## Required action
Whichever lines include the word "limit", copy them as they appear in the data.

──────── Records to process ────────

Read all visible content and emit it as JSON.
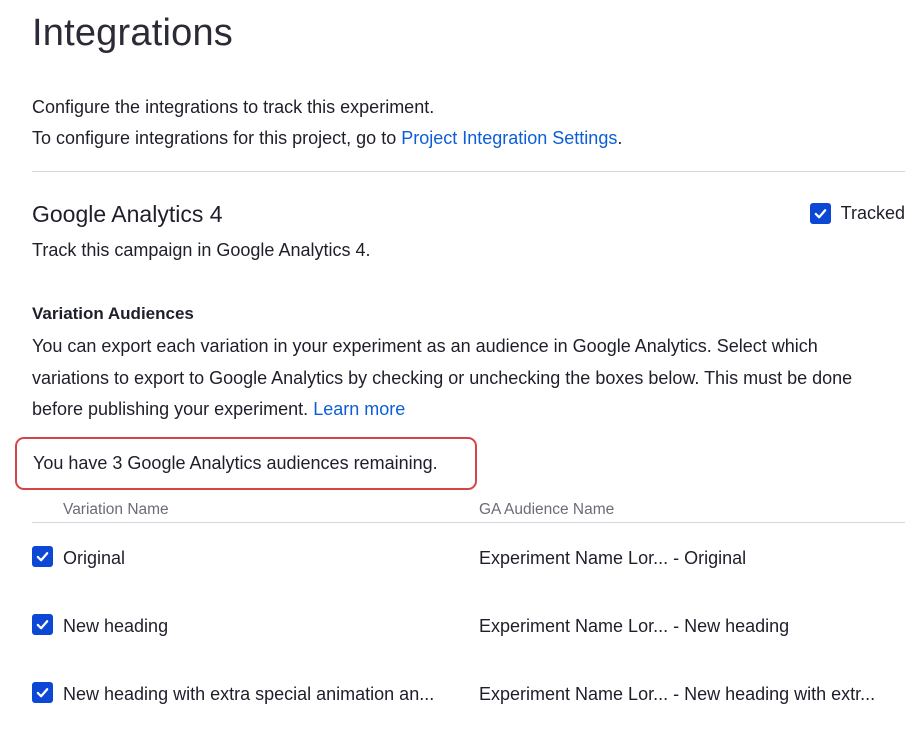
{
  "page": {
    "title": "Integrations",
    "intro_line1": "Configure the integrations to track this experiment.",
    "intro_line2_prefix": "To configure integrations for this project, go to ",
    "intro_link": "Project Integration Settings",
    "intro_line2_suffix": "."
  },
  "integration": {
    "title": "Google Analytics 4",
    "tracked_label": "Tracked",
    "tracked_checked": true,
    "description": "Track this campaign in Google Analytics 4."
  },
  "audiences": {
    "title": "Variation Audiences",
    "description": "You can export each variation in your experiment as an audience in Google Analytics. Select which variations to export to Google Analytics by checking or unchecking the boxes below. This must be done before publishing your experiment.",
    "learn_more": "Learn more",
    "remaining": "You have 3 Google Analytics audiences remaining."
  },
  "table": {
    "headers": {
      "variation": "Variation Name",
      "ga": "GA Audience Name"
    },
    "rows": [
      {
        "checked": true,
        "name": "Original",
        "ga_name": "Experiment Name Lor... - Original"
      },
      {
        "checked": true,
        "name": "New heading",
        "ga_name": "Experiment Name Lor... - New heading"
      },
      {
        "checked": true,
        "name": "New heading with extra special animation an...",
        "ga_name": "Experiment Name Lor... - New heading with extr..."
      }
    ]
  },
  "colors": {
    "accent": "#0c47d6",
    "link": "#0b5ed7",
    "highlight_border": "#d64545"
  }
}
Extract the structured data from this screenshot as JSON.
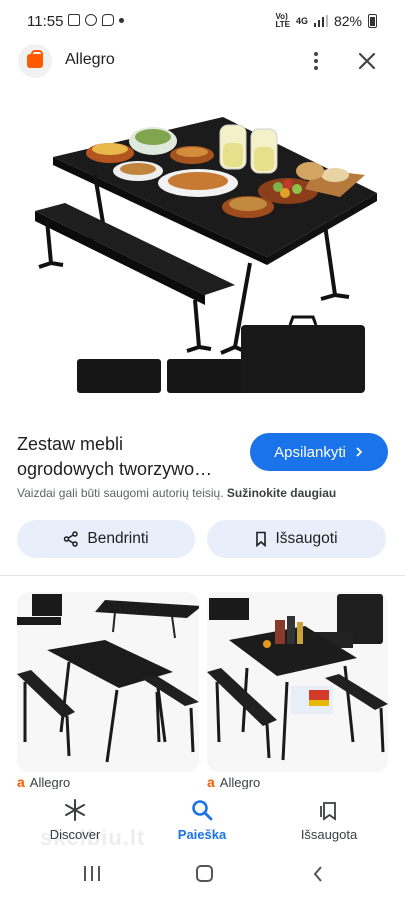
{
  "status": {
    "time": "11:55",
    "battery": "82%",
    "net_top": "Vo)",
    "net_bottom": "LTE",
    "signal_type": "4G"
  },
  "app": {
    "title": "Allegro"
  },
  "product": {
    "title_line1": "Zestaw mebli",
    "title_line2": "ogrodowych tworzywo…",
    "visit_label": "Apsilankyti",
    "copyright_text": "Vaizdai gali būti saugomi autorių teisių.",
    "copyright_link": "Sužinokite daugiau"
  },
  "actions": {
    "share_label": "Bendrinti",
    "save_label": "Išsaugoti"
  },
  "results": [
    {
      "source": "Allegro"
    },
    {
      "source": "Allegro"
    }
  ],
  "nav": {
    "discover": "Discover",
    "search": "Paieška",
    "saved": "Išsaugota"
  },
  "watermark": "skelbiu.lt",
  "colors": {
    "accent": "#1a73e8",
    "brand": "#ff5a00",
    "pill": "#e8eefa"
  }
}
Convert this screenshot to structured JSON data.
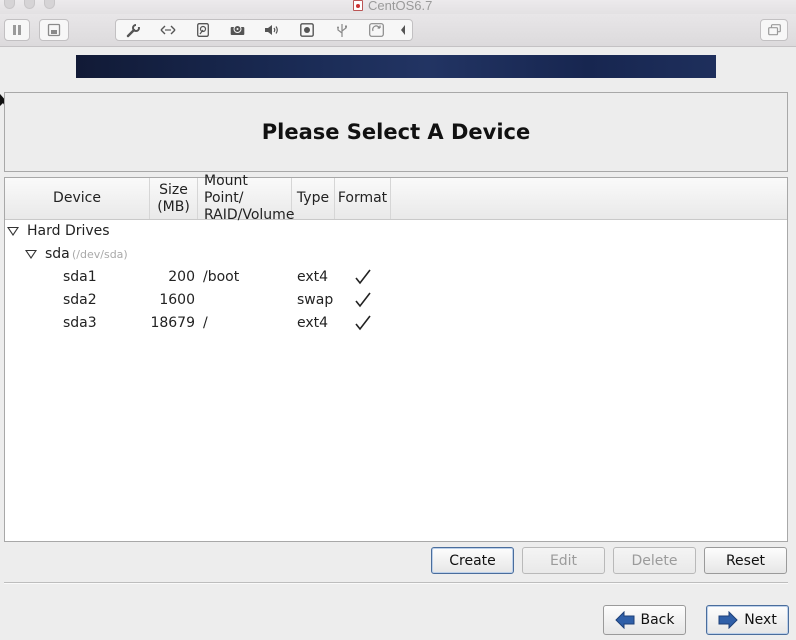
{
  "window": {
    "title": "CentOS6.7"
  },
  "toolbar": {
    "icons": [
      "pause-icon",
      "snapshot-icon",
      "wrench-icon",
      "network-arrows-icon",
      "harddisk-icon",
      "optical-disc-icon",
      "speaker-icon",
      "camera-icon",
      "usb-icon",
      "refresh-icon",
      "chevron-left-icon",
      "window-restore-icon"
    ]
  },
  "header": {
    "title": "Please Select A Device"
  },
  "table": {
    "columns": {
      "device": "Device",
      "size_line1": "Size",
      "size_line2": "(MB)",
      "mount_line1": "Mount Point/",
      "mount_line2": "RAID/Volume",
      "type": "Type",
      "format": "Format"
    },
    "group": {
      "label": "Hard Drives"
    },
    "disk": {
      "name": "sda",
      "path": "(/dev/sda)"
    },
    "partitions": [
      {
        "device": "sda1",
        "size": "200",
        "mount": "/boot",
        "type": "ext4",
        "format": true
      },
      {
        "device": "sda2",
        "size": "1600",
        "mount": "",
        "type": "swap",
        "format": true
      },
      {
        "device": "sda3",
        "size": "18679",
        "mount": "/",
        "type": "ext4",
        "format": true
      }
    ]
  },
  "actions": {
    "create": "Create",
    "edit": "Edit",
    "delete": "Delete",
    "reset": "Reset"
  },
  "nav": {
    "back": "Back",
    "next": "Next"
  },
  "colors": {
    "banner_dark": "#111a36",
    "banner_light": "#223463",
    "nav_arrow": "#2f5fa8"
  }
}
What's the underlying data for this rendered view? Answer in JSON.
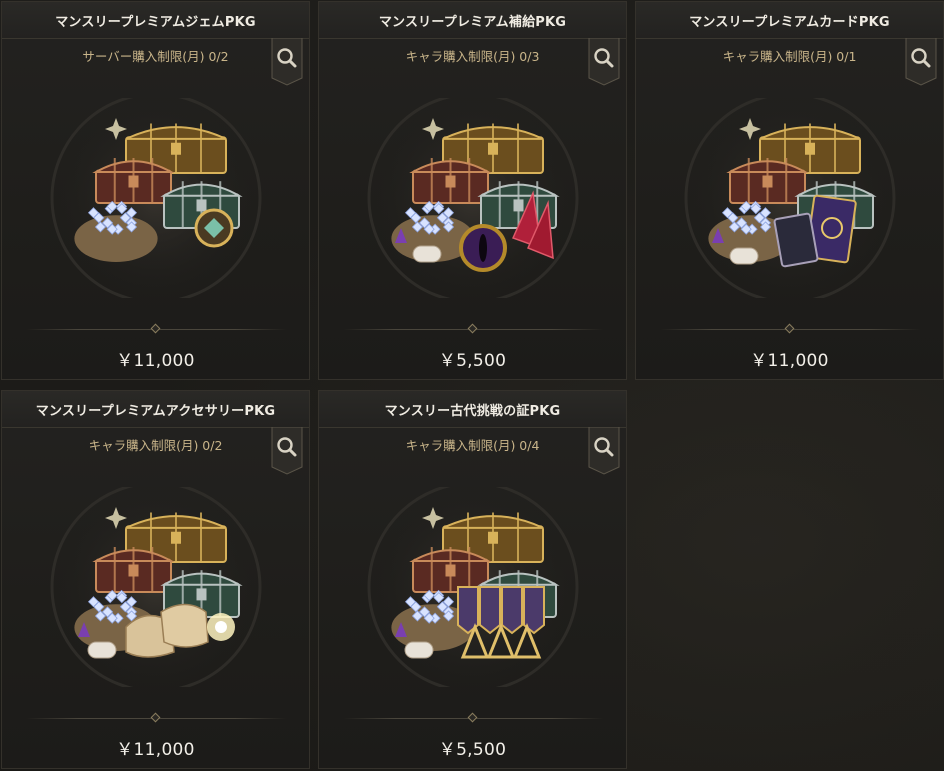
{
  "products": [
    {
      "title": "マンスリープレミアムジェムPKG",
      "limit": "サーバー購入制限(月) 0/2",
      "price": "￥11,000",
      "art": "gem"
    },
    {
      "title": "マンスリープレミアム補給PKG",
      "limit": "キャラ購入制限(月) 0/3",
      "price": "￥5,500",
      "art": "supply"
    },
    {
      "title": "マンスリープレミアムカードPKG",
      "limit": "キャラ購入制限(月) 0/1",
      "price": "￥11,000",
      "art": "card"
    },
    {
      "title": "マンスリープレミアムアクセサリーPKG",
      "limit": "キャラ購入制限(月) 0/2",
      "price": "￥11,000",
      "art": "accessory"
    },
    {
      "title": "マンスリー古代挑戦の証PKG",
      "limit": "キャラ購入制限(月) 0/4",
      "price": "￥5,500",
      "art": "ancient"
    }
  ],
  "icons": {
    "search": "magnifier-icon",
    "divider": "diamond-ornament-icon"
  },
  "colors": {
    "title": "#f0ece3",
    "limit": "#c9b58a",
    "price": "#f2efe8",
    "gold": "#d8b25a",
    "background": "#1b1a17"
  }
}
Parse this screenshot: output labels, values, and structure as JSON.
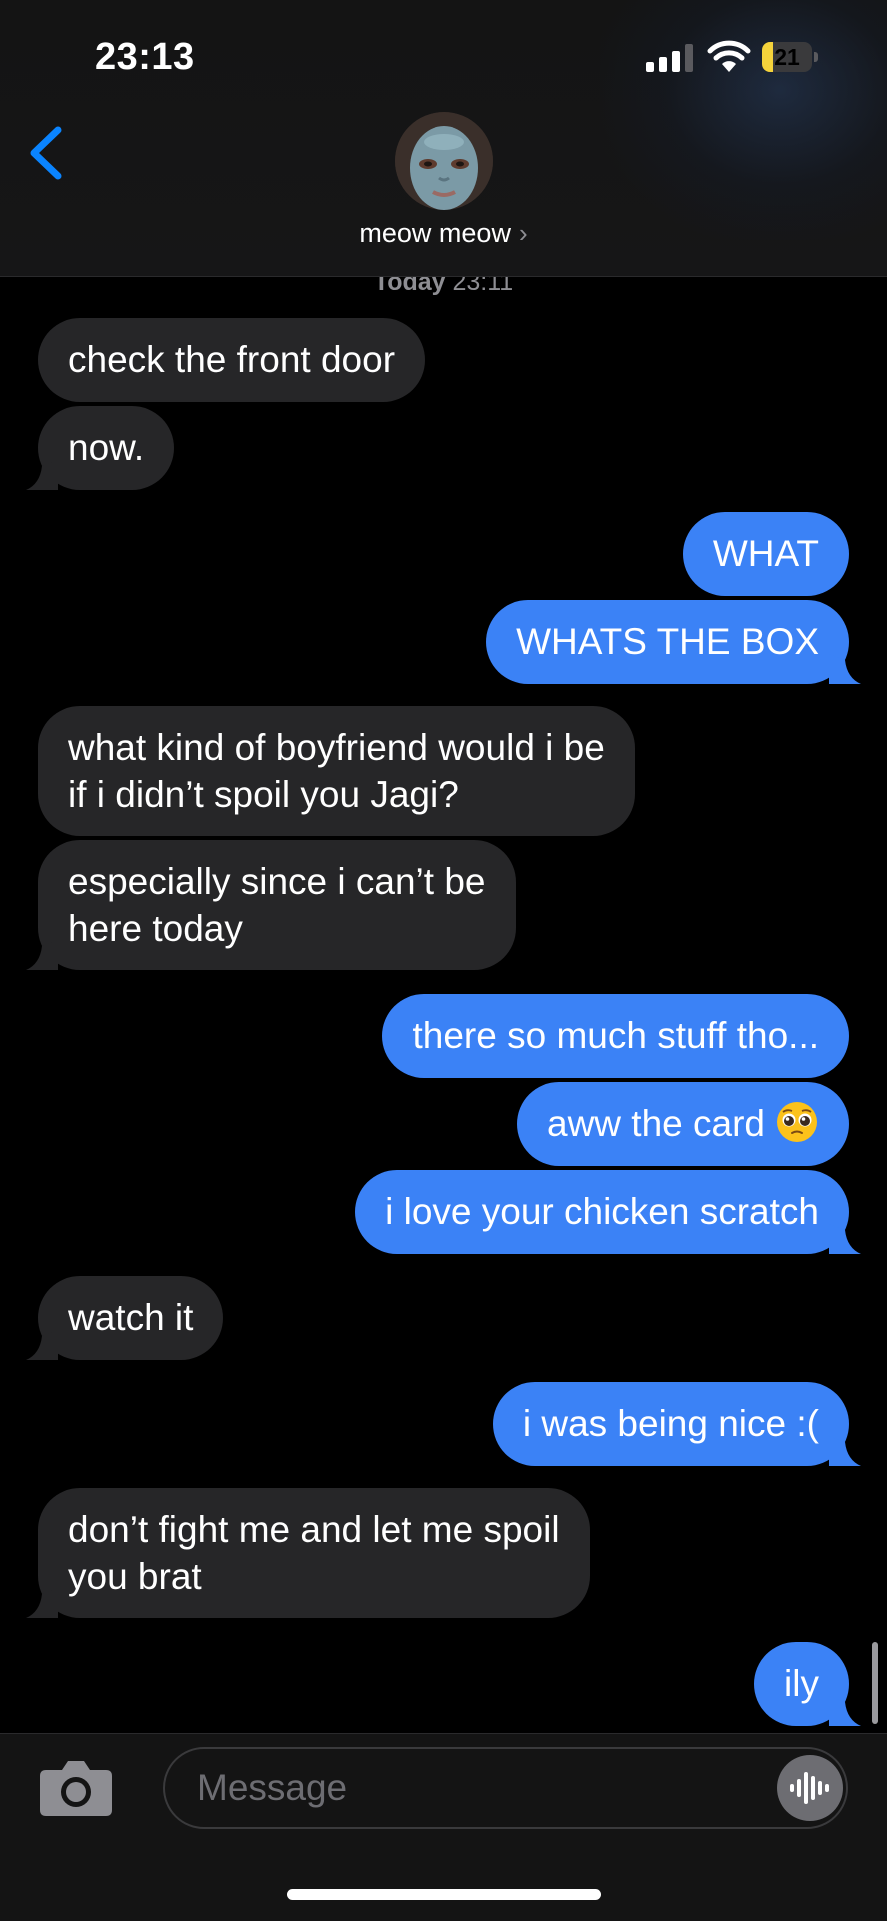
{
  "status_bar": {
    "time": "23:13",
    "battery_level": "21",
    "battery_fraction": 0.21,
    "signal_bars_active": 3,
    "signal_bars_total": 4
  },
  "header": {
    "back_icon": "chevron-left-icon",
    "contact_name": "meow meow",
    "contact_chevron": "›"
  },
  "thread": {
    "timestamp_day": "Today",
    "timestamp_time": "23:11",
    "messages": [
      {
        "direction": "received",
        "lines": [
          "check the front door"
        ]
      },
      {
        "direction": "received",
        "lines": [
          "now."
        ]
      },
      {
        "direction": "sent",
        "lines": [
          "WHAT"
        ]
      },
      {
        "direction": "sent",
        "lines": [
          "WHATS THE BOX"
        ]
      },
      {
        "direction": "received",
        "lines": [
          "what kind of boyfriend would i be",
          "if i didn’t spoil you Jagi?"
        ]
      },
      {
        "direction": "received",
        "lines": [
          "especially since i can’t be",
          "here today"
        ]
      },
      {
        "direction": "sent",
        "lines": [
          "there so much stuff tho..."
        ]
      },
      {
        "direction": "sent",
        "lines": [
          "aww the card"
        ],
        "emoji": "pleading-face-emoji"
      },
      {
        "direction": "sent",
        "lines": [
          "i love your chicken scratch"
        ]
      },
      {
        "direction": "received",
        "lines": [
          "watch it"
        ]
      },
      {
        "direction": "sent",
        "lines": [
          "i was being nice :("
        ]
      },
      {
        "direction": "received",
        "lines": [
          "don’t fight me and let me spoil",
          "you brat"
        ]
      },
      {
        "direction": "sent",
        "lines": [
          "ily"
        ]
      }
    ]
  },
  "composer": {
    "camera_icon": "camera-icon",
    "placeholder": "Message",
    "voice_icon": "waveform-icon"
  },
  "colors": {
    "received_bubble": "#262628",
    "sent_bubble": "#3b82f6",
    "accent": "#0a84ff",
    "battery_fill": "#f5d33b"
  }
}
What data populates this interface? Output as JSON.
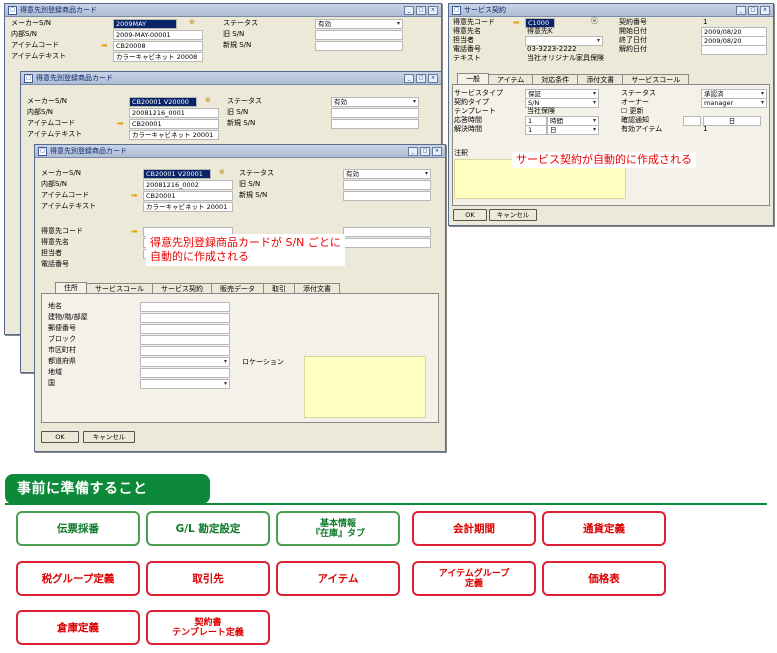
{
  "win_common": {
    "title": "得意先別登録商品カード",
    "maker_sn_label": "メーカーS/N",
    "internal_sn_label": "内部S/N",
    "item_code_label": "アイテムコード",
    "item_text_label": "アイテムテキスト",
    "status_label": "ステータス",
    "status_value": "有効",
    "old_sn_label": "旧 S/N",
    "new_sn_label": "新規 S/N"
  },
  "win1": {
    "maker_sn": "2009MAY",
    "internal_sn": "2009-MAY-00001",
    "item_code": "CB20008",
    "item_text": "カラーキャビネット 20008"
  },
  "win2": {
    "maker_sn": "CB20001 V20000",
    "internal_sn": "20081216_0001",
    "item_code": "CB20001",
    "item_text": "カラーキャビネット 20001"
  },
  "win3": {
    "maker_sn": "CB20001 V20001",
    "internal_sn": "20081216_0002",
    "item_code": "CB20001",
    "item_text": "カラーキャビネット 20001",
    "customer_code_label": "得意先コード",
    "customer_name_label": "得意先名",
    "contact_label": "担当者",
    "phone_label": "電話番号",
    "tabs": [
      "住所",
      "サービスコール",
      "サービス契約",
      "販売データ",
      "取引",
      "添付文書"
    ],
    "addr_labels": [
      "地名",
      "建物/階/部屋",
      "郵便番号",
      "ブロック",
      "市区町村",
      "都道府県",
      "地域",
      "国"
    ],
    "location_label": "ロケーション",
    "ok": "OK",
    "cancel": "キャンセル"
  },
  "note1": "得意先別登録商品カードが S/N ごとに\n自動的に作成される",
  "contract": {
    "title": "サービス契約",
    "left_labels": [
      "得意先コード",
      "得意先名",
      "担当者",
      "電話番号",
      "テキスト"
    ],
    "customer_code": "C1000",
    "customer_name": "得意先K",
    "contact": "",
    "phone": "03-3223-2222",
    "text": "当社オリジナル家具保険",
    "right_labels": [
      "契約番号",
      "開始日付",
      "終了日付",
      "解約日付"
    ],
    "contract_no": "1",
    "start_date": "2009/08/20",
    "end_date": "2009/08/20",
    "cancel_date": "",
    "tabs": [
      "一般",
      "アイテム",
      "対応条件",
      "添付文書",
      "サービスコール"
    ],
    "gen_left_labels": [
      "サービスタイプ",
      "契約タイプ",
      "テンプレート",
      "応答時間",
      "解決時間"
    ],
    "service_type": "保証",
    "contract_type": "S/N",
    "template": "当社保険",
    "response_time": "1",
    "response_unit": "時間",
    "resolve_time": "1",
    "resolve_unit": "日",
    "gen_right_labels": [
      "ステータス",
      "オーナー",
      "",
      "確認通知",
      "有効アイテム"
    ],
    "status": "承認済",
    "owner": "manager",
    "renewal": "更新",
    "confirm_unit": "日",
    "active_items": "1",
    "remarks_label": "注釈",
    "ok": "OK",
    "cancel": "キャンセル"
  },
  "note2": "サービス契約が自動的に作成される",
  "section_title": "事前に準備すること",
  "cards": [
    "伝票採番",
    "G/L 勘定設定",
    "基本情報\n『在庫』タブ",
    "会計期間",
    "通貨定義",
    "税グループ定義",
    "取引先",
    "アイテム",
    "アイテムグループ\n定義",
    "価格表",
    "倉庫定義",
    "契約書\nテンプレート定義"
  ],
  "colors": {
    "green": "#0c8a3a",
    "red": "#dd2233",
    "selected": "#0a246a",
    "field_yellow": "#ffffc0"
  }
}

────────

## Answer section
      "limit": "サーバー購入制限(月) 0/2",
      "limit": "キャラ購入制限(月) 0/3",
      "limit": "キャラ購入制限(月) 0/1",
      "limit": "キャラ購入制限(月) 0/2",
      "limit": "キャラ購入制限(月) 0/4",
    "limit": "#c9b58a",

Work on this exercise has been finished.